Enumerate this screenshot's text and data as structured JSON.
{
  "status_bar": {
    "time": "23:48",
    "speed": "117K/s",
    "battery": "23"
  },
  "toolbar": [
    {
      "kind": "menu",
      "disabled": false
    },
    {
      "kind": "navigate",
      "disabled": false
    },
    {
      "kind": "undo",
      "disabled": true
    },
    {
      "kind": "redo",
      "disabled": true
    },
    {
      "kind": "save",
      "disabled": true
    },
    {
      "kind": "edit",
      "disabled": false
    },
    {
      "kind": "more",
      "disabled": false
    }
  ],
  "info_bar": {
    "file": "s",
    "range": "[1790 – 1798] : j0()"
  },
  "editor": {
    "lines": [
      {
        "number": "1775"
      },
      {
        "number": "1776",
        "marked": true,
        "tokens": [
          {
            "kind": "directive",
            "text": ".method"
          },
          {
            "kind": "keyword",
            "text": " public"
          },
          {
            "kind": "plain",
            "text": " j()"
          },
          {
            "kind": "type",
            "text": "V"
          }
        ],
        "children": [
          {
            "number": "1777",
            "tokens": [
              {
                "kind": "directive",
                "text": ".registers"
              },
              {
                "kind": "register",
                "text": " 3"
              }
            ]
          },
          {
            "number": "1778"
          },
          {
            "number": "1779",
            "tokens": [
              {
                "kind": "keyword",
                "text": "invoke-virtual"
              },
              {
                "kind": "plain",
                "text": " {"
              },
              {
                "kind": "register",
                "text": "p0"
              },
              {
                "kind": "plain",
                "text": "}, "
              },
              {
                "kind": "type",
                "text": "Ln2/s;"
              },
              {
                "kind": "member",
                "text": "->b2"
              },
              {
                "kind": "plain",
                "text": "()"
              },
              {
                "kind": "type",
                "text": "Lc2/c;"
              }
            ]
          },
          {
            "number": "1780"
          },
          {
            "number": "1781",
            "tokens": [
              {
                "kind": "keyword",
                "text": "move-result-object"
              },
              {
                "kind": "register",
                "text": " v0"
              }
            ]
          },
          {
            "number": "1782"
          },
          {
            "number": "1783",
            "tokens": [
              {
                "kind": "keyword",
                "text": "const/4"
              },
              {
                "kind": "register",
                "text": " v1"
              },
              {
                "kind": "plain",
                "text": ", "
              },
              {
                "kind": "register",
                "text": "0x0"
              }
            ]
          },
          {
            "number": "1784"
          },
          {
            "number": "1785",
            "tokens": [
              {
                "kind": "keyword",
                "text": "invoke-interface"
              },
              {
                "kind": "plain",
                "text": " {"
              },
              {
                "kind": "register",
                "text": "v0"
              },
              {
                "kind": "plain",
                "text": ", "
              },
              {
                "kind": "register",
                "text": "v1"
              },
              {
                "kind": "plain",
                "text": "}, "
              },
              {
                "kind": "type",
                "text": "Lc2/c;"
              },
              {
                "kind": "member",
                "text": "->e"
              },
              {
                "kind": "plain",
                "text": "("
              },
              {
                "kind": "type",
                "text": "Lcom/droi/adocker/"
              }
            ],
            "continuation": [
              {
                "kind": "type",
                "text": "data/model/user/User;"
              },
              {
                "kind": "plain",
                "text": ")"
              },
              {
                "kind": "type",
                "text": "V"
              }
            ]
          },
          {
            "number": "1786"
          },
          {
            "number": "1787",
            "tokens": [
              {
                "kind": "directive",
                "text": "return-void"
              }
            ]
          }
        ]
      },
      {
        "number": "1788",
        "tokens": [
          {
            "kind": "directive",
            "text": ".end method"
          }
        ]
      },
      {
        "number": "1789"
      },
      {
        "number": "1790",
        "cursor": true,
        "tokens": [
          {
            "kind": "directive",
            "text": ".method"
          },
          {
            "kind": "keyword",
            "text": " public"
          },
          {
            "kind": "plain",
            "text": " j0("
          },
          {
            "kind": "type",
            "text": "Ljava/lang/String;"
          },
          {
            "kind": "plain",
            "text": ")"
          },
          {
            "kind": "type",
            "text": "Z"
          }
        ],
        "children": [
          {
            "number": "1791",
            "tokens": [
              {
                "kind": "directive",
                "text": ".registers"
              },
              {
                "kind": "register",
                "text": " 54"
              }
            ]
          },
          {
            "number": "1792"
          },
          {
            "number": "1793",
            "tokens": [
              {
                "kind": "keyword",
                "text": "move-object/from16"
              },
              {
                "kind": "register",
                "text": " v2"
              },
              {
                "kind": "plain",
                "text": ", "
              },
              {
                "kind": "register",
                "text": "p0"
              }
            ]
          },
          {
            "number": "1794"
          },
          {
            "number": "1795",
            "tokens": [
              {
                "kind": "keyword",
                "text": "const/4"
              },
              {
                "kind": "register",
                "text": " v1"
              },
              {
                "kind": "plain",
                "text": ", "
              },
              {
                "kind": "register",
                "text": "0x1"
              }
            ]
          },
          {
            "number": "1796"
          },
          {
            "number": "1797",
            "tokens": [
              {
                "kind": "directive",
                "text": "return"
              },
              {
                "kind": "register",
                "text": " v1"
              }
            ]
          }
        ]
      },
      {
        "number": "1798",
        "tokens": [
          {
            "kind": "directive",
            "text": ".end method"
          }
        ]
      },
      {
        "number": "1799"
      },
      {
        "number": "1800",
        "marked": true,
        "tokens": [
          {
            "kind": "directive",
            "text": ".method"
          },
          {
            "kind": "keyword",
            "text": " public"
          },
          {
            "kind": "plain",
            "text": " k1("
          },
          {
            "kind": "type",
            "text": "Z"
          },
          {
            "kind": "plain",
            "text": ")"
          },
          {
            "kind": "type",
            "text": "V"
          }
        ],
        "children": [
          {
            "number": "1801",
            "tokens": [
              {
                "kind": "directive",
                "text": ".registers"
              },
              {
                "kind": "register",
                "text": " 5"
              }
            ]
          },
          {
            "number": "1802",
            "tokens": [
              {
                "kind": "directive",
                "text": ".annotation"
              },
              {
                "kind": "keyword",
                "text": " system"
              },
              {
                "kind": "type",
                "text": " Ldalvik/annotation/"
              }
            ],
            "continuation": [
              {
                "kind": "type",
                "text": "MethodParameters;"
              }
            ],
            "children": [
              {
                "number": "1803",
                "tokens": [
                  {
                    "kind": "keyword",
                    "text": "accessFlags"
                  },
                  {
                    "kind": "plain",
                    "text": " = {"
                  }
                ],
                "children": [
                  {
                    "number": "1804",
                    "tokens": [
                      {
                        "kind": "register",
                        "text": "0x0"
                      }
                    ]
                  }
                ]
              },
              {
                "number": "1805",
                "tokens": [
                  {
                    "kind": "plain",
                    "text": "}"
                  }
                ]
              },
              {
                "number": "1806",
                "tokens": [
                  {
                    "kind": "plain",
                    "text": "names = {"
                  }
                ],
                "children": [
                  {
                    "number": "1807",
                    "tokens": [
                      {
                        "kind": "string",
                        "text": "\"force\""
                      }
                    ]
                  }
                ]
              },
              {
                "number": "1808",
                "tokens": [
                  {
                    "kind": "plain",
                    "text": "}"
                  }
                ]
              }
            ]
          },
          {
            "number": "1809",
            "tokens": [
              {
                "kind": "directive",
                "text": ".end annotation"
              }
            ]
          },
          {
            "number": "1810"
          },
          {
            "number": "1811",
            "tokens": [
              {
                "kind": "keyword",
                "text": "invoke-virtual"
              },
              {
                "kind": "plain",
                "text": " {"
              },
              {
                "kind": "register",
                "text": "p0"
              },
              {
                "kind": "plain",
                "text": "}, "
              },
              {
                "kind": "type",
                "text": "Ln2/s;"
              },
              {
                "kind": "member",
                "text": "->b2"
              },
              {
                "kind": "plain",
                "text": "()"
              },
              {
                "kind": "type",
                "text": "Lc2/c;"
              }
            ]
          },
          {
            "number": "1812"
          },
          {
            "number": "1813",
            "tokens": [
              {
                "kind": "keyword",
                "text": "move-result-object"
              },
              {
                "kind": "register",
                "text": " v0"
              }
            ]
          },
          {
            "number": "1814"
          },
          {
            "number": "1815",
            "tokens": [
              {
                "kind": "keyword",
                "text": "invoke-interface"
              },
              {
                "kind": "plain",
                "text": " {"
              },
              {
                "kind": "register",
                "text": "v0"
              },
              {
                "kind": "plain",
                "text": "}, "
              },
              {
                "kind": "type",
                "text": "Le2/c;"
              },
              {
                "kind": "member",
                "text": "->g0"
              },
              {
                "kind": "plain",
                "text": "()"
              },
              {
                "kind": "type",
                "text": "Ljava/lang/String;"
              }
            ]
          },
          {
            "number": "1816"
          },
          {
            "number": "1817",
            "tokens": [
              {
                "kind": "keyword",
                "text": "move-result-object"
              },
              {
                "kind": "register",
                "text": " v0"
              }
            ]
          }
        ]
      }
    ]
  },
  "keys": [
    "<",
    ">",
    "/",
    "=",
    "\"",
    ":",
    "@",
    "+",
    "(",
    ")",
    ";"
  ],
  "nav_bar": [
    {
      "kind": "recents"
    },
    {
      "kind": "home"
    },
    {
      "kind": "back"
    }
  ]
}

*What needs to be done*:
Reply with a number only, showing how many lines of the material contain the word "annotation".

*Solution to the problem*:
3